- [STORED DATA]:
..............................

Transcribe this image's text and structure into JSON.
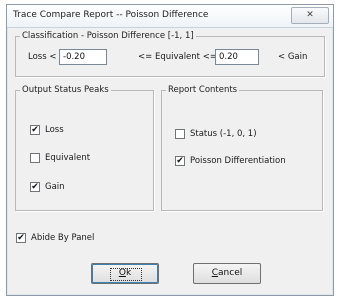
{
  "window": {
    "title": "Trace Compare Report -- Poisson Difference",
    "close_glyph": "✕"
  },
  "classification": {
    "legend": "Classification - Poisson Difference [-1, 1]",
    "loss_label": "Loss <",
    "loss_value": "-0.20",
    "equivalent_label": "<= Equivalent <=",
    "gain_value": "0.20",
    "gain_label": "< Gain"
  },
  "output_status": {
    "legend": "Output Status Peaks",
    "items": [
      {
        "label": "Loss",
        "checked": true,
        "mark": "✔"
      },
      {
        "label": "Equivalent",
        "checked": false,
        "mark": ""
      },
      {
        "label": "Gain",
        "checked": true,
        "mark": "✔"
      }
    ]
  },
  "report_contents": {
    "legend": "Report Contents",
    "items": [
      {
        "label": "Status (-1, 0, 1)",
        "checked": false,
        "mark": ""
      },
      {
        "label": "Poisson Differentiation",
        "checked": true,
        "mark": "✔"
      }
    ]
  },
  "abide": {
    "label": "Abide By Panel",
    "checked": true,
    "mark": "✔"
  },
  "buttons": {
    "ok_accel": "O",
    "ok_rest": "k",
    "cancel_accel": "C",
    "cancel_rest": "ancel"
  }
}
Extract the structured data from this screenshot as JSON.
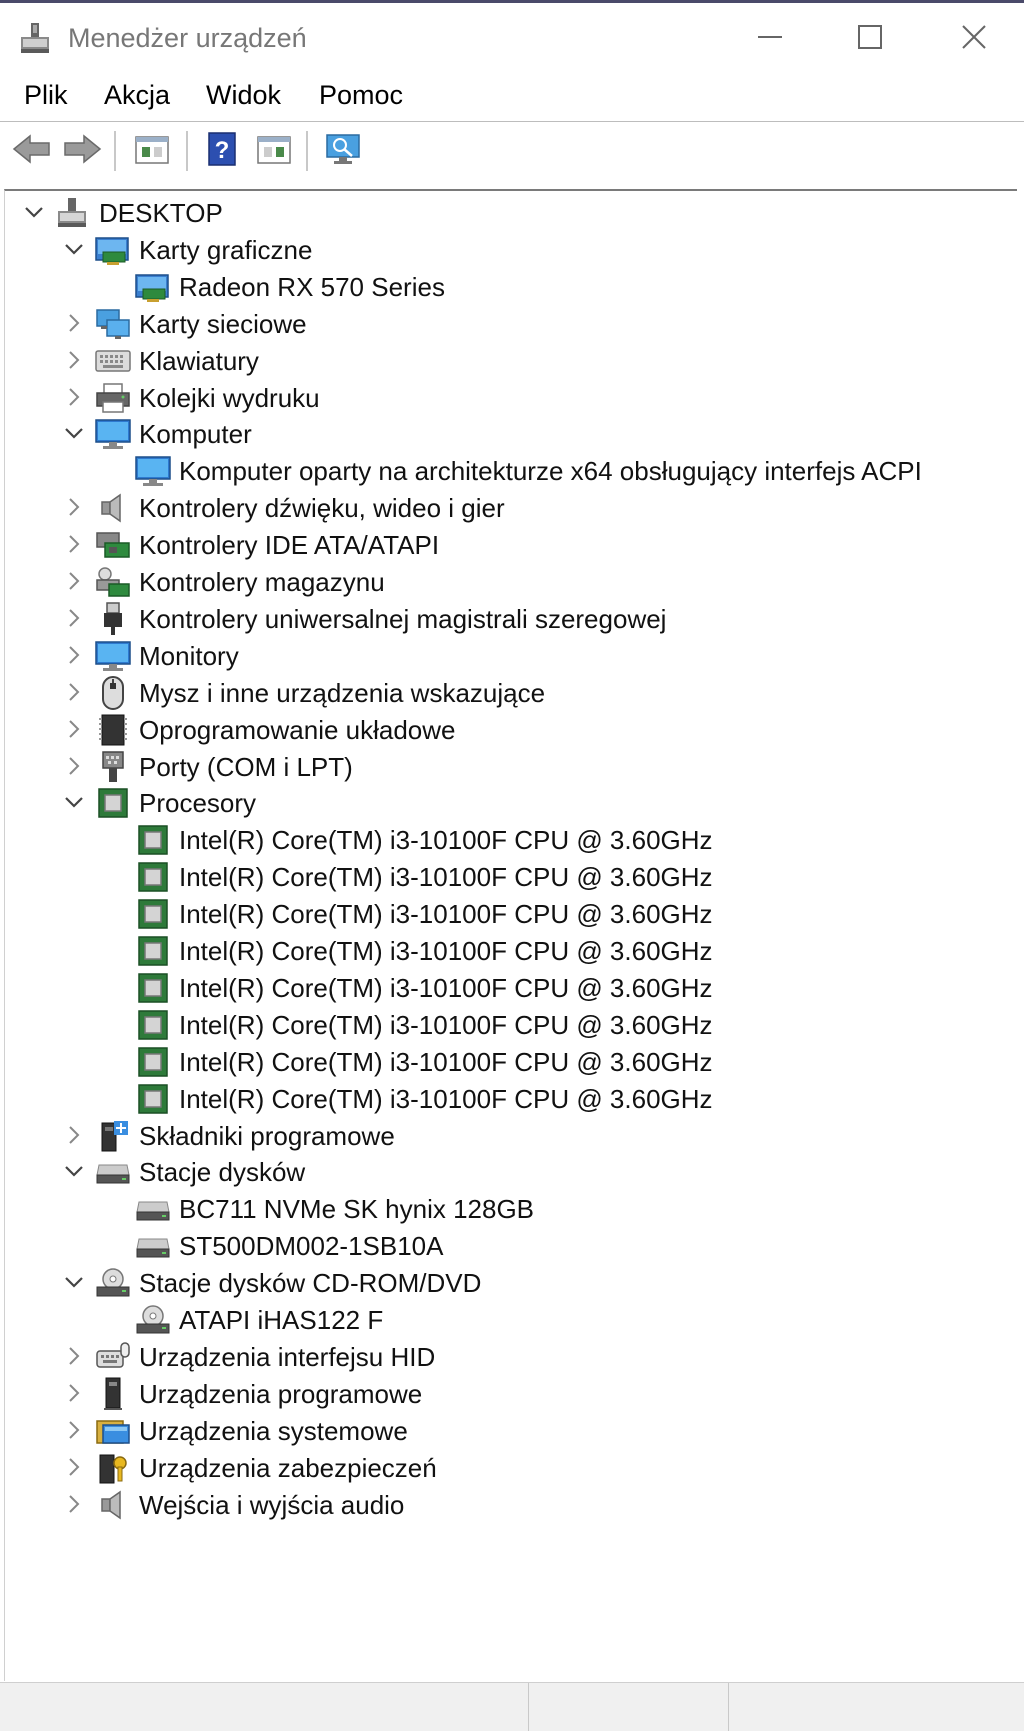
{
  "window": {
    "title": "Menedżer urządzeń",
    "controls": {
      "minimize": "minimize-icon",
      "maximize": "maximize-icon",
      "close": "close-icon"
    }
  },
  "menu": {
    "items": [
      "Plik",
      "Akcja",
      "Widok",
      "Pomoc"
    ]
  },
  "toolbar": {
    "buttons": [
      "back-arrow-icon",
      "forward-arrow-icon",
      "properties-icon",
      "help-icon",
      "view-icon",
      "scan-hardware-icon"
    ]
  },
  "tree": {
    "root": "DESKTOP",
    "nodes": [
      {
        "label": "Karty graficzne",
        "icon": "display-adapter-icon",
        "expanded": true,
        "children": [
          {
            "label": "Radeon RX 570 Series",
            "icon": "display-adapter-icon"
          }
        ]
      },
      {
        "label": "Karty sieciowe",
        "icon": "network-adapter-icon",
        "expanded": false
      },
      {
        "label": "Klawiatury",
        "icon": "keyboard-icon",
        "expanded": false
      },
      {
        "label": "Kolejki wydruku",
        "icon": "printer-icon",
        "expanded": false
      },
      {
        "label": "Komputer",
        "icon": "computer-icon",
        "expanded": true,
        "children": [
          {
            "label": "Komputer oparty na architekturze x64 obsługujący interfejs ACPI",
            "icon": "computer-icon"
          }
        ]
      },
      {
        "label": "Kontrolery dźwięku, wideo i gier",
        "icon": "speaker-icon",
        "expanded": false
      },
      {
        "label": "Kontrolery IDE ATA/ATAPI",
        "icon": "ide-controller-icon",
        "expanded": false
      },
      {
        "label": "Kontrolery magazynu",
        "icon": "storage-controller-icon",
        "expanded": false
      },
      {
        "label": "Kontrolery uniwersalnej magistrali szeregowej",
        "icon": "usb-icon",
        "expanded": false
      },
      {
        "label": "Monitory",
        "icon": "monitor-icon",
        "expanded": false
      },
      {
        "label": "Mysz i inne urządzenia wskazujące",
        "icon": "mouse-icon",
        "expanded": false
      },
      {
        "label": "Oprogramowanie układowe",
        "icon": "firmware-icon",
        "expanded": false
      },
      {
        "label": "Porty (COM i LPT)",
        "icon": "port-icon",
        "expanded": false
      },
      {
        "label": "Procesory",
        "icon": "processor-icon",
        "expanded": true,
        "children": [
          {
            "label": "Intel(R) Core(TM) i3-10100F CPU @ 3.60GHz",
            "icon": "processor-icon"
          },
          {
            "label": "Intel(R) Core(TM) i3-10100F CPU @ 3.60GHz",
            "icon": "processor-icon"
          },
          {
            "label": "Intel(R) Core(TM) i3-10100F CPU @ 3.60GHz",
            "icon": "processor-icon"
          },
          {
            "label": "Intel(R) Core(TM) i3-10100F CPU @ 3.60GHz",
            "icon": "processor-icon"
          },
          {
            "label": "Intel(R) Core(TM) i3-10100F CPU @ 3.60GHz",
            "icon": "processor-icon"
          },
          {
            "label": "Intel(R) Core(TM) i3-10100F CPU @ 3.60GHz",
            "icon": "processor-icon"
          },
          {
            "label": "Intel(R) Core(TM) i3-10100F CPU @ 3.60GHz",
            "icon": "processor-icon"
          },
          {
            "label": "Intel(R) Core(TM) i3-10100F CPU @ 3.60GHz",
            "icon": "processor-icon"
          }
        ]
      },
      {
        "label": "Składniki programowe",
        "icon": "software-component-icon",
        "expanded": false
      },
      {
        "label": "Stacje dysków",
        "icon": "disk-drive-icon",
        "expanded": true,
        "children": [
          {
            "label": "BC711 NVMe SK hynix 128GB",
            "icon": "disk-drive-icon"
          },
          {
            "label": "ST500DM002-1SB10A",
            "icon": "disk-drive-icon"
          }
        ]
      },
      {
        "label": "Stacje dysków CD-ROM/DVD",
        "icon": "cdrom-icon",
        "expanded": true,
        "children": [
          {
            "label": "ATAPI iHAS122   F",
            "icon": "cdrom-icon"
          }
        ]
      },
      {
        "label": "Urządzenia interfejsu HID",
        "icon": "hid-icon",
        "expanded": false
      },
      {
        "label": "Urządzenia programowe",
        "icon": "software-device-icon",
        "expanded": false
      },
      {
        "label": "Urządzenia systemowe",
        "icon": "system-device-icon",
        "expanded": false
      },
      {
        "label": "Urządzenia zabezpieczeń",
        "icon": "security-device-icon",
        "expanded": false
      },
      {
        "label": "Wejścia i wyjścia audio",
        "icon": "audio-io-icon",
        "expanded": false
      }
    ]
  }
}
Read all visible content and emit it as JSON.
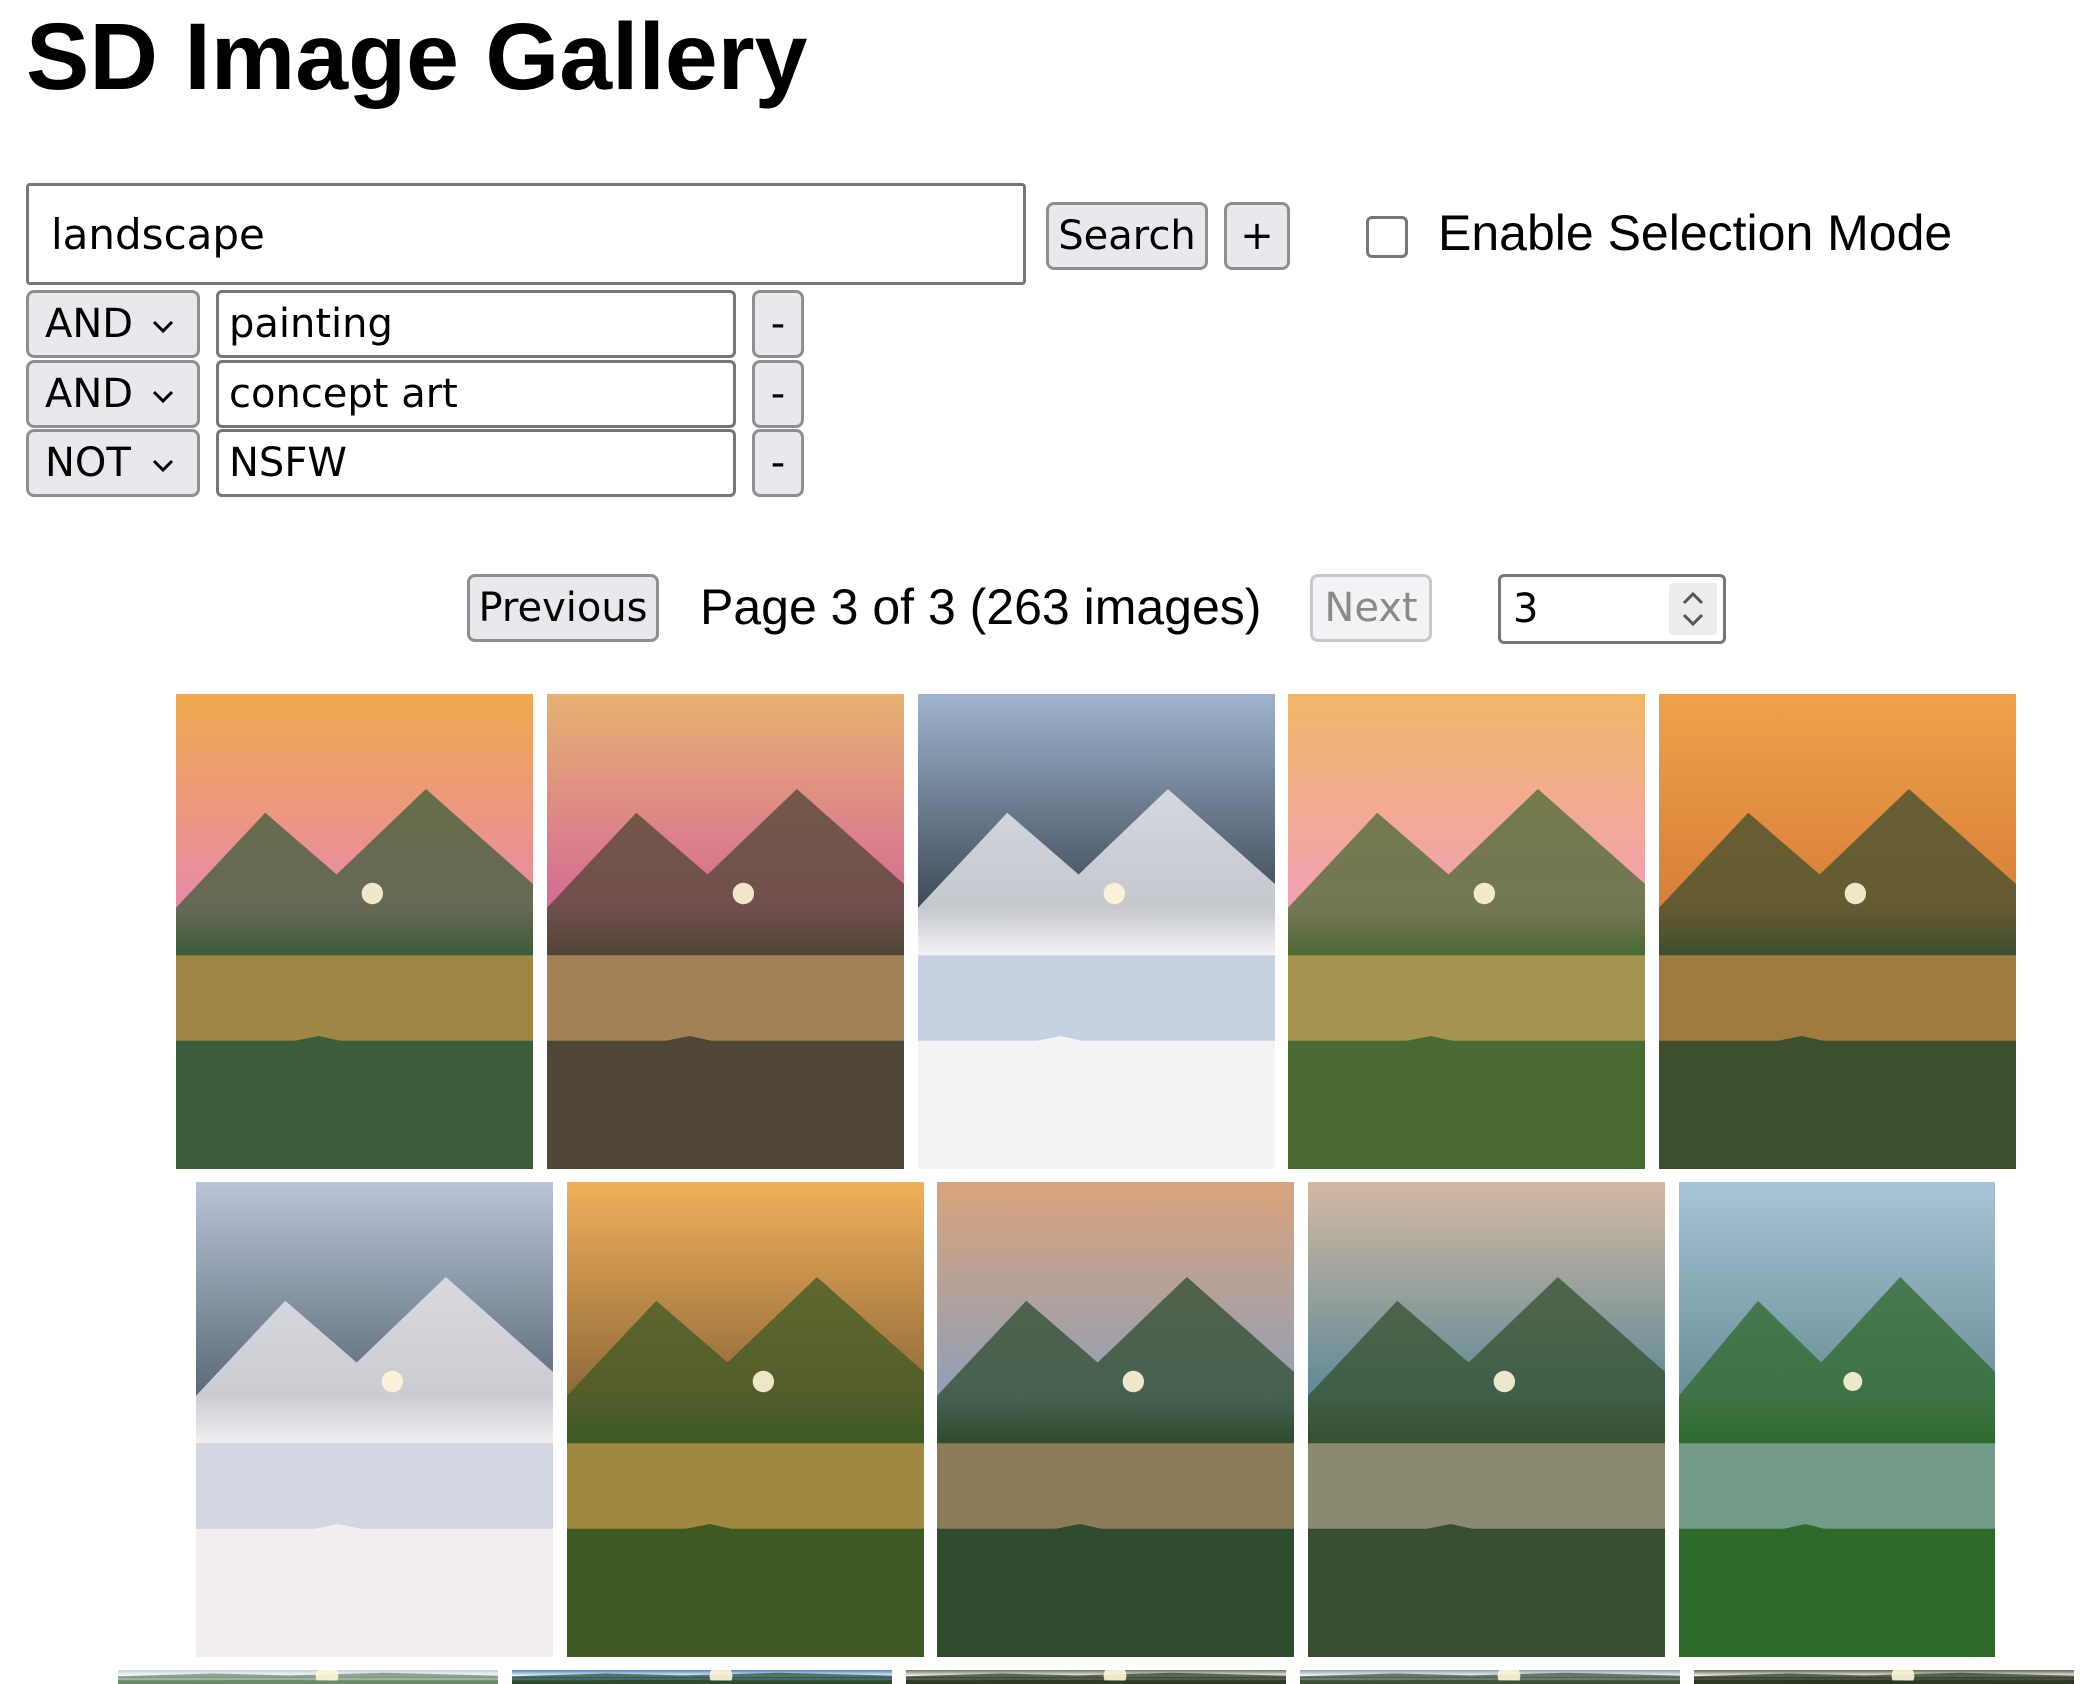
{
  "app": {
    "title": "SD Image Gallery"
  },
  "search": {
    "query": "landscape",
    "search_label": "Search",
    "add_label": "+",
    "selection_mode_label": "Enable Selection Mode",
    "selection_mode_checked": false
  },
  "terms": [
    {
      "operator": "AND",
      "value": "painting",
      "remove_label": "-"
    },
    {
      "operator": "AND",
      "value": "concept art",
      "remove_label": "-"
    },
    {
      "operator": "NOT",
      "value": "NSFW",
      "remove_label": "-"
    }
  ],
  "pagination": {
    "previous_label": "Previous",
    "status": "Page 3 of 3 (263 images)",
    "next_label": "Next",
    "next_disabled": true,
    "page_input_value": "3"
  },
  "gallery": {
    "images": [
      {
        "name": "mountain-lake-sunset-flowers",
        "palette": [
          "#f0a94e",
          "#3b5d3a",
          "#e88aa8"
        ]
      },
      {
        "name": "cherry-tree-sunset",
        "palette": [
          "#e7b271",
          "#4f4636",
          "#d56a95"
        ]
      },
      {
        "name": "snowy-mountain-river",
        "palette": [
          "#9fb4cf",
          "#f3f3f6",
          "#3e4a56"
        ]
      },
      {
        "name": "valley-lake-sunrise-flowers",
        "palette": [
          "#f1b767",
          "#4a6a34",
          "#f3a0b6"
        ]
      },
      {
        "name": "golden-sky-mountain-lake",
        "palette": [
          "#f0a14a",
          "#3e4f2f",
          "#d77f39"
        ]
      },
      {
        "name": "winter-forest-lake",
        "palette": [
          "#b9c4d6",
          "#f2eef0",
          "#5a6a78"
        ]
      },
      {
        "name": "tree-sunset-lake",
        "palette": [
          "#f1b05a",
          "#3d5a25",
          "#8f6a3a"
        ]
      },
      {
        "name": "mountain-lake-dusk",
        "palette": [
          "#d9a37b",
          "#2f4c2f",
          "#8fa0b8"
        ]
      },
      {
        "name": "canyon-river-sunset",
        "palette": [
          "#d3b9a3",
          "#36502f",
          "#5d8a96"
        ]
      },
      {
        "name": "green-peaks-lake",
        "palette": [
          "#a9c4d6",
          "#2f6a2b",
          "#6a8f98"
        ]
      },
      {
        "name": "partial-row-3-1",
        "palette": [
          "#c6d3dd",
          "#6b8a6a",
          "#ffffff"
        ]
      },
      {
        "name": "partial-row-3-2",
        "palette": [
          "#4f86c0",
          "#2d4a2e",
          "#ffffff"
        ]
      },
      {
        "name": "partial-row-3-3",
        "palette": [
          "#6c7a5e",
          "#2d3a26",
          "#ffffff"
        ]
      },
      {
        "name": "partial-row-3-4",
        "palette": [
          "#8ea0ae",
          "#3e5036",
          "#ffffff"
        ]
      },
      {
        "name": "partial-row-3-5",
        "palette": [
          "#5d6b4f",
          "#2a3522",
          "#ffffff"
        ]
      }
    ]
  }
}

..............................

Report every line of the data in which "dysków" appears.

        "label": "Stacje dysków",
        "label": "Stacje dysków CD-ROM/DVD",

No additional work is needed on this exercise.